Getting Remarried? 3 Legal Considerations Before Doing So

Posted on: 24 March 2016

When you went through your first divorce, you probably swore up and down that you would never get hitched again so that you would never have to go through the heartache again. But time heals most wounds and you have come across the perfect man or woman and you think you're ready to say those nuptials again, but should you or should you just cohabitate forever? Luckily, there are a few things that you can do to avoid past mistakes down the road while still being able to enjoy the happiness that remarriage:

Consider Drafting a Prenuptial Agreement.

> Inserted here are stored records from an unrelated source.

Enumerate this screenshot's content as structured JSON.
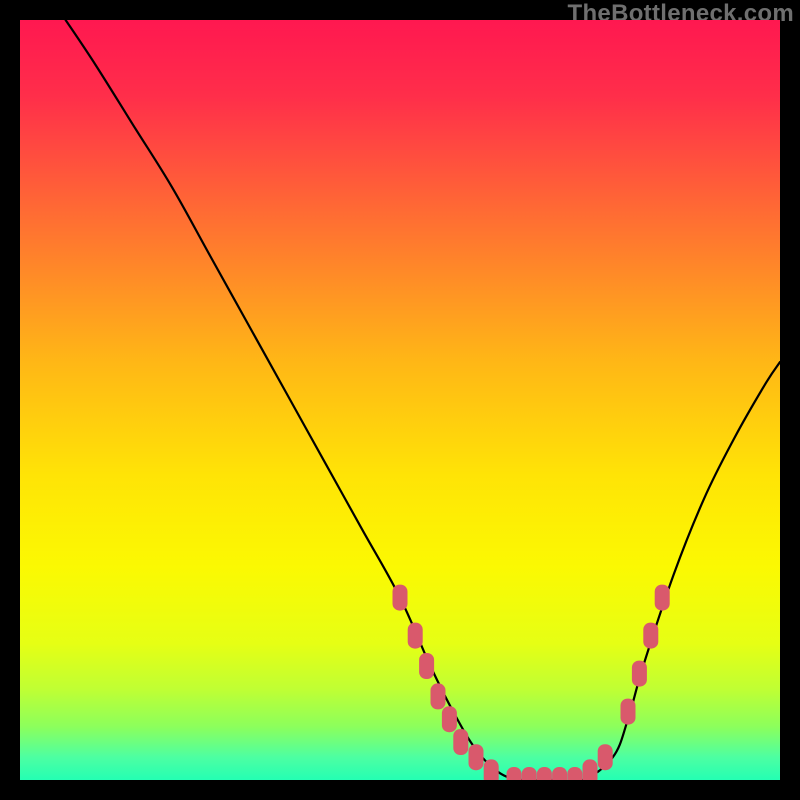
{
  "watermark": "TheBottleneck.com",
  "gradient": {
    "stops": [
      {
        "offset": 0.0,
        "color": "#ff1850"
      },
      {
        "offset": 0.1,
        "color": "#ff2e4a"
      },
      {
        "offset": 0.25,
        "color": "#ff6a34"
      },
      {
        "offset": 0.45,
        "color": "#ffb716"
      },
      {
        "offset": 0.6,
        "color": "#ffe406"
      },
      {
        "offset": 0.72,
        "color": "#fbf902"
      },
      {
        "offset": 0.82,
        "color": "#e6ff14"
      },
      {
        "offset": 0.88,
        "color": "#c0ff33"
      },
      {
        "offset": 0.93,
        "color": "#8cff5c"
      },
      {
        "offset": 0.97,
        "color": "#4dffa2"
      },
      {
        "offset": 1.0,
        "color": "#24ffb3"
      }
    ]
  },
  "chart_data": {
    "type": "line",
    "title": "",
    "xlabel": "",
    "ylabel": "",
    "xlim": [
      0,
      100
    ],
    "ylim": [
      0,
      100
    ],
    "series": [
      {
        "name": "bottleneck-curve",
        "x": [
          6,
          10,
          15,
          20,
          25,
          30,
          35,
          40,
          45,
          50,
          54,
          57,
          60,
          63,
          66,
          70,
          74,
          78,
          80,
          82,
          86,
          90,
          94,
          98,
          100
        ],
        "y": [
          100,
          94,
          86,
          78,
          69,
          60,
          51,
          42,
          33,
          24,
          15,
          9,
          4,
          1,
          0,
          0,
          0,
          3,
          8,
          15,
          27,
          37,
          45,
          52,
          55
        ]
      }
    ],
    "markers": {
      "name": "highlight-dots",
      "color": "#d9596c",
      "points": [
        {
          "x": 50,
          "y": 24
        },
        {
          "x": 52,
          "y": 19
        },
        {
          "x": 53.5,
          "y": 15
        },
        {
          "x": 55,
          "y": 11
        },
        {
          "x": 56.5,
          "y": 8
        },
        {
          "x": 58,
          "y": 5
        },
        {
          "x": 60,
          "y": 3
        },
        {
          "x": 62,
          "y": 1
        },
        {
          "x": 65,
          "y": 0
        },
        {
          "x": 67,
          "y": 0
        },
        {
          "x": 69,
          "y": 0
        },
        {
          "x": 71,
          "y": 0
        },
        {
          "x": 73,
          "y": 0
        },
        {
          "x": 75,
          "y": 1
        },
        {
          "x": 77,
          "y": 3
        },
        {
          "x": 80,
          "y": 9
        },
        {
          "x": 81.5,
          "y": 14
        },
        {
          "x": 83,
          "y": 19
        },
        {
          "x": 84.5,
          "y": 24
        }
      ]
    }
  }
}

If you were to sit down and create a list of problems from your marriage that had a direct impact on your divorce, you would have quite the list. This would likely include finances, which tend to be one of the reasons relationships are strained. Finances, along with debt obligations, inheritances, property, whether joint bank accounts are allowed, who will pay household bills and more, can be outlined in a prenuptial agreement. However, you cannot include things like who will do the laundry, whether pets will be allowed in the home, or whether one spouse will give up their right to future child support. Speak to your significant other and see if you both can come to an agreement on an arrangement that will benefit and protect both individuals. If they refuse to sign a prenup, then this could be a cause for concern. Make sure to dig deeper and find out why they're refusing. 

Understand You May Lose Benefits From Your Previous Divorce.

If you are receiving spousal support from your previous spouse, you may not receive it once you get remarried. If you do, the amount will likely be lowered. Now, if your children are receiving child support, then this probably won't be impacted. This is because both parents must still continue caring for the children. For older individuals who are receiving Social Security benefits, it is important to look at how remarrying will affect those benefits. As a general rule, you cannot receive survivor benefits unless you wait to remarry until after 60 years of age.  

Meet with a Lawyer on Your Own.

While you will eventually need to meet with an attorney along with your significant other, you should also to meet with a lawyer alone to discuss individualized issues. This should ultimately be one of the first things that you do. The family law attorney can help you see any potential issues that you may not be aware of. Remember, just because your first marriage didn't work out doesn't mean that this one won't. You just need to make sure you are better prepared in the event that it doesn't, and an attorney can help you ensure you're well-equipped if that time comes.

For more information, visit Warfield Darrah & Erdmann.